environment. This, in fact, is what I wrote in my application that I hoped I
would gain, but it is only some of what I got from the experience. The
experience of working with a renowned filmmaker was, at every stage,
fascinating. I learnt about industry techniques, collaboration, and scheduling
around other study commitments.
I have personal reasons as to why I wanted to be part of
Make Works and why this opportunity was pertinent to me. Almost four decades
ago, my mum first came to Derby for its Art College. She studied Textile
design, going on to live here for 10 years. This doubtlessly had an unconscious
impact on my choice for Derby as my place of study, since having this
connection to her is important to me. Derby is where my mum met her life long
friend Cic, who is still in Derby doing textile design. They made a contribution
to the cities culture, which is what I wanted to do.
History is an inspiration to me personally, because it is
stories, and being a filmmaker is being a storyteller.
I attended the Green Door Printmaking Studio, an
‘environmentally friendly, open access printmaking community offering
print-based fine art workshops and facilities.’ This was my favorite filming
visit because the subject matter was diverse and colorful.
Louise West Lace Making was the other filming visit I
attended. Louise had knowledge about her area that made for interesting
conversation and in turn great material for the film.
As a film production student at the University of Derby I do
a lot of work making independent short films. I’m also a Videographer for a
marketing company in Nottingham. I try to broaden my experience in every

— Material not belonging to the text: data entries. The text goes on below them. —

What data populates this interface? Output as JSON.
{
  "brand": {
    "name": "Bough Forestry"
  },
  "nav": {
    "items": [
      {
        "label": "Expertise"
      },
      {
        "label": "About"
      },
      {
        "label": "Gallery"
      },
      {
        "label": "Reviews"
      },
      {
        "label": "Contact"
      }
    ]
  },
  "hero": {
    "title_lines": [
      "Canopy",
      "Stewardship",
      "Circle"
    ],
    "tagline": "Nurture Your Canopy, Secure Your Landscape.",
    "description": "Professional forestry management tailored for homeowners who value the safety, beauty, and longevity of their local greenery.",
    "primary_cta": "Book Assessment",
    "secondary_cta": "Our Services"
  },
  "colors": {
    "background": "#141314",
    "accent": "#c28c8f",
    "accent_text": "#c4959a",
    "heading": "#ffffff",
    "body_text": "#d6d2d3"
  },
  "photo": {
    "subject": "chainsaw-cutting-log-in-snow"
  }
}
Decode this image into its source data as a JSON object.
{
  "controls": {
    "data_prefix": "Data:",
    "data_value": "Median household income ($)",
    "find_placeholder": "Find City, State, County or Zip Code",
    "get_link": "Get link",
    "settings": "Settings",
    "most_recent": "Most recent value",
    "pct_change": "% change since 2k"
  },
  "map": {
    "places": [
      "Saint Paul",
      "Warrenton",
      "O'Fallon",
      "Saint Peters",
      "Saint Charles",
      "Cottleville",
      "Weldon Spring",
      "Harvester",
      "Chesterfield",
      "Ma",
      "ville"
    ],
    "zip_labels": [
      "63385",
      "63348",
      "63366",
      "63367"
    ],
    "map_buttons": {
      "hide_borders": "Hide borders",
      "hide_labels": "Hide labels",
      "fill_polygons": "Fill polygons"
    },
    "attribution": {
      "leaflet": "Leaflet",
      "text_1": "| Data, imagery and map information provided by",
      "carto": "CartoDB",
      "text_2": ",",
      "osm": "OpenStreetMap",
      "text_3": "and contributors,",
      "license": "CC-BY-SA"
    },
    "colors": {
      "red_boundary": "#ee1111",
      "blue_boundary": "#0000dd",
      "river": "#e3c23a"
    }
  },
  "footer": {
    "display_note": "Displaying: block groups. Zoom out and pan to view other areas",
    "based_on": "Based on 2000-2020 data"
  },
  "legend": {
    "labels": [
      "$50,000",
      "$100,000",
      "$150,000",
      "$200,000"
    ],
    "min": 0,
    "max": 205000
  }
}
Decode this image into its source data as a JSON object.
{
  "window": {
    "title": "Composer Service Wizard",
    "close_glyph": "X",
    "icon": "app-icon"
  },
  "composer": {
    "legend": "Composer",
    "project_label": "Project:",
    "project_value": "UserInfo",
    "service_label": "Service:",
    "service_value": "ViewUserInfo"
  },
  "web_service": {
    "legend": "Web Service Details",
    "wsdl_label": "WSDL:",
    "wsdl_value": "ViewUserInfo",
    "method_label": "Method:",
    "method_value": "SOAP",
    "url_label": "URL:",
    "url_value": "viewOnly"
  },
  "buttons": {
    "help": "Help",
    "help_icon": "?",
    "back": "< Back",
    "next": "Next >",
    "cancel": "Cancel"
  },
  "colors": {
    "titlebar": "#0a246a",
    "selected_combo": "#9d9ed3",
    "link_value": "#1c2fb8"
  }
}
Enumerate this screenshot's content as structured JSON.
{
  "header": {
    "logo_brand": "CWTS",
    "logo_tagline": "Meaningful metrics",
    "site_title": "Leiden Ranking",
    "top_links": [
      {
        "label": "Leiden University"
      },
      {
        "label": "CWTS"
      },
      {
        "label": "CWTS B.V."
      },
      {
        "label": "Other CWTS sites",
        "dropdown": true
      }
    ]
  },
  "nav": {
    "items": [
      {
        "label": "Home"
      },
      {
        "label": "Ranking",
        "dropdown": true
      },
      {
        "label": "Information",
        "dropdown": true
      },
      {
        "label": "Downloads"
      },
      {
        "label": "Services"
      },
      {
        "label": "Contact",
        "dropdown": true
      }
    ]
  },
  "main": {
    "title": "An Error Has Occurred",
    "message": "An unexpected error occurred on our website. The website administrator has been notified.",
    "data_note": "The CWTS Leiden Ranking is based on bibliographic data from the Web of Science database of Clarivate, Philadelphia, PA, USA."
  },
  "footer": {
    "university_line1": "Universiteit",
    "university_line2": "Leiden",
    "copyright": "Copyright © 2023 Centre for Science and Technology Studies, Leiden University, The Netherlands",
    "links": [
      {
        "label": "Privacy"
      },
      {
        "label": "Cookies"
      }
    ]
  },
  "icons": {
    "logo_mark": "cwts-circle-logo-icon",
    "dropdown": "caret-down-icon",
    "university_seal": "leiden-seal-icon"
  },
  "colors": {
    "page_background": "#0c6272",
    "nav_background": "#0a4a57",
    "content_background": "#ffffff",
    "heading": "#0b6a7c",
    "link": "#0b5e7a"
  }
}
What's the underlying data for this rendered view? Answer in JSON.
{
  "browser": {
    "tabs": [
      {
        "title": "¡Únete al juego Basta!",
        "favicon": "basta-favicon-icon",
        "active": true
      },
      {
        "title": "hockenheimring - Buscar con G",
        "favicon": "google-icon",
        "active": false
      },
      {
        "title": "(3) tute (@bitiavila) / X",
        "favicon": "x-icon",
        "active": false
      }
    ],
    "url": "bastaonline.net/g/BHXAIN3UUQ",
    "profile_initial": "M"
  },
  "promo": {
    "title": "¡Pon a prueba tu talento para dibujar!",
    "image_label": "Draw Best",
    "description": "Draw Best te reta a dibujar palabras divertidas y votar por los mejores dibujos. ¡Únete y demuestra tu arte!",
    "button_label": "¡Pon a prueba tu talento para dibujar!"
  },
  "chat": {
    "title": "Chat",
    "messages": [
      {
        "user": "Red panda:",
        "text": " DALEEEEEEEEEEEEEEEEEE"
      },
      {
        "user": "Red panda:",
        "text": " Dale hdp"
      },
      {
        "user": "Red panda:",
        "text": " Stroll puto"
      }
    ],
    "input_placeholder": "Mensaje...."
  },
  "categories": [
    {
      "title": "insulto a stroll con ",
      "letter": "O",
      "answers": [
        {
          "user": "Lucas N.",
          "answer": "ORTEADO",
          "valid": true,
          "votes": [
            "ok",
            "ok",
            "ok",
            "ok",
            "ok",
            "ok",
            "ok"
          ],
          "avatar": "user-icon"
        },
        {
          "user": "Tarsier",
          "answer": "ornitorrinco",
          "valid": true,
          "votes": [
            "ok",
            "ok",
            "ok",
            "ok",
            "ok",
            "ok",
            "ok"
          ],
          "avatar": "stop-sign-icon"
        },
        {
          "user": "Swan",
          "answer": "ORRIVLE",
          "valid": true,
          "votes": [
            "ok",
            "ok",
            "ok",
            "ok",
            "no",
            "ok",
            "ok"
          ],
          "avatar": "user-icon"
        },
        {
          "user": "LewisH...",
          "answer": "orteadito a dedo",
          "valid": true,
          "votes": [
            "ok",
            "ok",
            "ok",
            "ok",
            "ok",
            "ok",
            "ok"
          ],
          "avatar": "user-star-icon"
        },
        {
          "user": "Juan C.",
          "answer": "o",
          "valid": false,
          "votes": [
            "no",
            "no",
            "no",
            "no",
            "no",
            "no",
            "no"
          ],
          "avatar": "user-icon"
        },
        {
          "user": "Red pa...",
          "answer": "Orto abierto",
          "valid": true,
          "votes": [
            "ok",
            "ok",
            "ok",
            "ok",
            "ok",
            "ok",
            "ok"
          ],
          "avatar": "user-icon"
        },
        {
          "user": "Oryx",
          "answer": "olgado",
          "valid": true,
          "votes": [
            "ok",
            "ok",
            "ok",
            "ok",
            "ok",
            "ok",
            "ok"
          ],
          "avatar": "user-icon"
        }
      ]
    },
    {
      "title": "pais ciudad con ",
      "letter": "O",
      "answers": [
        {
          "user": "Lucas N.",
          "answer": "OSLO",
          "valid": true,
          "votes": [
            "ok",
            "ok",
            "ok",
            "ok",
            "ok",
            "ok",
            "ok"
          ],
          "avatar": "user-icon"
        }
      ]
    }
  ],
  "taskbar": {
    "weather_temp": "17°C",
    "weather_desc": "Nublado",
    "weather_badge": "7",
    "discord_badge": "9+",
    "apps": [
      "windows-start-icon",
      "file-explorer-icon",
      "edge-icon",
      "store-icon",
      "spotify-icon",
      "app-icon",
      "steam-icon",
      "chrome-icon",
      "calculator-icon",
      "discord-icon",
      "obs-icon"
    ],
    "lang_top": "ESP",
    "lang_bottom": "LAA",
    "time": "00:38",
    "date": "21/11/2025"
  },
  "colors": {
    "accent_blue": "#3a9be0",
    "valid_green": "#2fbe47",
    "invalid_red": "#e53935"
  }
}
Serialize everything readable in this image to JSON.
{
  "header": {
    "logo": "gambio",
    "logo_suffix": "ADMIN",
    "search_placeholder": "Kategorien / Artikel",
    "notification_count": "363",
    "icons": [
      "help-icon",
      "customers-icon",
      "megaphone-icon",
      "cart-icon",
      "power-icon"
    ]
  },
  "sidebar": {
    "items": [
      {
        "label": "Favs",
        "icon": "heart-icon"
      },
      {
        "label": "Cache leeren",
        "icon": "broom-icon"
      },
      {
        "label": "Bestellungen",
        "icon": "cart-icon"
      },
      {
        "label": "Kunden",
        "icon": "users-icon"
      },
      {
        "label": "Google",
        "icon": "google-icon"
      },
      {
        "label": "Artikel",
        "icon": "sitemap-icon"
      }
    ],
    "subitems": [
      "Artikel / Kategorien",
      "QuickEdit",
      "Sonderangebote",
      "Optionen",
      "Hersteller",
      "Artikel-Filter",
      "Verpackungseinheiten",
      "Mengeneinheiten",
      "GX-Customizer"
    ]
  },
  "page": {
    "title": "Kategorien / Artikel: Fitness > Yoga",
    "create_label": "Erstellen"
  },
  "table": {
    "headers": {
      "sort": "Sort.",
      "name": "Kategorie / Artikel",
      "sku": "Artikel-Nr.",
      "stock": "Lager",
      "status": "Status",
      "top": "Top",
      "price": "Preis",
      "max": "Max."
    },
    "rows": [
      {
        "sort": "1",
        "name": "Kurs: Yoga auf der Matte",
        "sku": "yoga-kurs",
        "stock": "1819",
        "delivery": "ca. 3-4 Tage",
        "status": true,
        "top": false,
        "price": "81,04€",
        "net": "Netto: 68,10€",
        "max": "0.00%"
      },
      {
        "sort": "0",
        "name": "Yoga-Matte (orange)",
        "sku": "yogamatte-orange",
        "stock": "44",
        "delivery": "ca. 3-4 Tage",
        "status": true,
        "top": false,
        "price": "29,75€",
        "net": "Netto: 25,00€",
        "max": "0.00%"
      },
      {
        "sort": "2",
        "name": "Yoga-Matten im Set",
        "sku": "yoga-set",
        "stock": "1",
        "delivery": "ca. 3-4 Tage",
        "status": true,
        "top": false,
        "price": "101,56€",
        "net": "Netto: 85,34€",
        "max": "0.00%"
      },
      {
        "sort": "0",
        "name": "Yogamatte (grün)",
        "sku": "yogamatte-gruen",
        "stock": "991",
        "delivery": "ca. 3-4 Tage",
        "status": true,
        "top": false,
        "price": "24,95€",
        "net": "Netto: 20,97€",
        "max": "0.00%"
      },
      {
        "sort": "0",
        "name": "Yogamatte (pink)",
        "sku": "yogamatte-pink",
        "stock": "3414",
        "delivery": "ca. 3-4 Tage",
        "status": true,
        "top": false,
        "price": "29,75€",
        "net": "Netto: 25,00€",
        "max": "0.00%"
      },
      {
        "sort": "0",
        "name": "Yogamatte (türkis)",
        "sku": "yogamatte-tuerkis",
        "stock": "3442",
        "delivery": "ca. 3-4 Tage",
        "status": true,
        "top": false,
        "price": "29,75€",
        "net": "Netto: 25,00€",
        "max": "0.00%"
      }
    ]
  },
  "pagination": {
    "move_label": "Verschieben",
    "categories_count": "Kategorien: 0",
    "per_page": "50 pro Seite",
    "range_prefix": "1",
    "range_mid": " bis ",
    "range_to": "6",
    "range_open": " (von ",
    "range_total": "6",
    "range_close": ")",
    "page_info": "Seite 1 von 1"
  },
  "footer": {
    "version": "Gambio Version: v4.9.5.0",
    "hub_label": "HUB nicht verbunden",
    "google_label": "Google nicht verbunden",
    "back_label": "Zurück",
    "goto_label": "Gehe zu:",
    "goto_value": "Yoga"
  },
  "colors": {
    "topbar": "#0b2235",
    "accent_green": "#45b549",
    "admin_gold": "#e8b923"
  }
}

direction, so having this different perspective on working to a client brief
was valuable. Being out in these live filming environments is fast paced, but
there is always help there when you need it: Help setting up in tight spots,
suggestions for angles when you’re stuck for ideas, and to build trust with the
I wasn’t sure what filming would be like. I had only
recently started first year when I applied to the museum and I was still
inexperienced, but I was coached through every stage of filming in the months
leading to the visit. We practiced building and breaking down the kit, lighting
a subject, interviewing and being interviewed, so that when we went on location
we knew what to do, with only minor tailoring needed. The skills I learned from
filming Make Works I took into projects at University, and the skills I learned
at University gave a solid foundation of understanding for Make Works. Having
these run parallel gave me an outlet to practice and to learn.
I’ve also learnt that there are a lot of independent makers
in derby, none of which were previously in my sphere of awareness. This has
been an opportunity to expand their reach, to promote creativity in the local
environment. Anything I can do to boost the creative sector which I am a part
of is a great achievement, and it’s something I am proud of.
For me as a filmmaker the most beneficial element of the
filming visits was great variety in experience. For example, learning the
processes for location shooting, sound recording, then editing to a brief. It
was a holistic journey in which I was supported at every stage and which I
learned much about filmmaking.
I would recommend this for any first year student in the
visual arts looking to gain experience alongside their course.
Blog written by fantastic Co-production Make Works Volunteer Film-Maker - Luke Taylor